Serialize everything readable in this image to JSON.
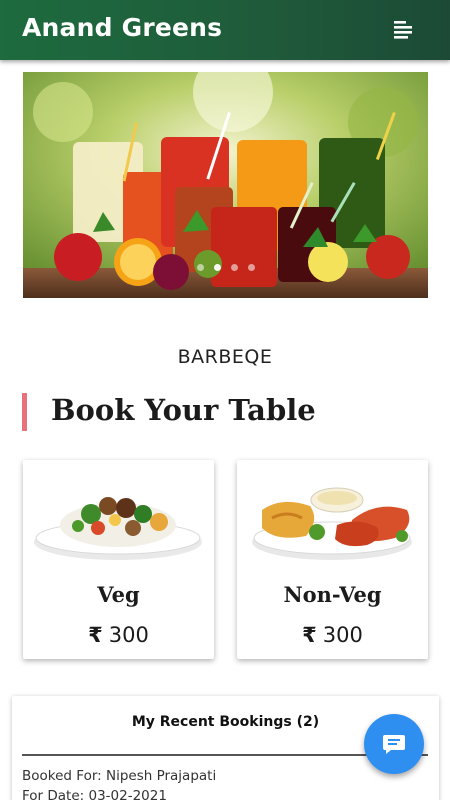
{
  "header": {
    "title": "Anand Greens",
    "menu_icon": "menu-icon"
  },
  "carousel": {
    "image": "juice-glasses-with-fruits",
    "slide_count": 4,
    "active_slide": 1
  },
  "restaurant": {
    "name": "BARBEQE"
  },
  "section": {
    "title": "Book Your Table",
    "accent_color": "#e7717d"
  },
  "menu_cards": [
    {
      "label": "Veg",
      "currency_symbol": "₹",
      "price": "300",
      "image": "veg-dish-plate"
    },
    {
      "label": "Non-Veg",
      "currency_symbol": "₹",
      "price": "300",
      "image": "non-veg-chicken-plate"
    }
  ],
  "recent_bookings": {
    "title": "My Recent Bookings (2)",
    "items": [
      {
        "booked_for": "Booked For: Nipesh Prajapati",
        "for_date": "For Date: 03-02-2021"
      }
    ]
  },
  "fab": {
    "icon": "chat-icon",
    "color": "#2f8ff0"
  },
  "colors": {
    "app_bar": "#1f5a3a",
    "text": "#1b1b1b"
  }
}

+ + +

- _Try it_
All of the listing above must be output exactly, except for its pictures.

- _Solution below_
Serialize everything readable in this image to JSON.
{
  "header": {
    "title": "Anand Greens",
    "menu_icon": "menu-icon"
  },
  "carousel": {
    "image": "juice-glasses-with-fruits",
    "slide_count": 4,
    "active_slide": 1
  },
  "restaurant": {
    "name": "BARBEQE"
  },
  "section": {
    "title": "Book Your Table",
    "accent_color": "#e7717d"
  },
  "menu_cards": [
    {
      "label": "Veg",
      "currency_symbol": "₹",
      "price": "300",
      "image": "veg-dish-plate"
    },
    {
      "label": "Non-Veg",
      "currency_symbol": "₹",
      "price": "300",
      "image": "non-veg-chicken-plate"
    }
  ],
  "recent_bookings": {
    "title": "My Recent Bookings (2)",
    "items": [
      {
        "booked_for": "Booked For: Nipesh Prajapati",
        "for_date": "For Date: 03-02-2021"
      }
    ]
  },
  "fab": {
    "icon": "chat-icon",
    "color": "#2f8ff0"
  },
  "colors": {
    "app_bar": "#1f5a3a",
    "text": "#1b1b1b"
  }
}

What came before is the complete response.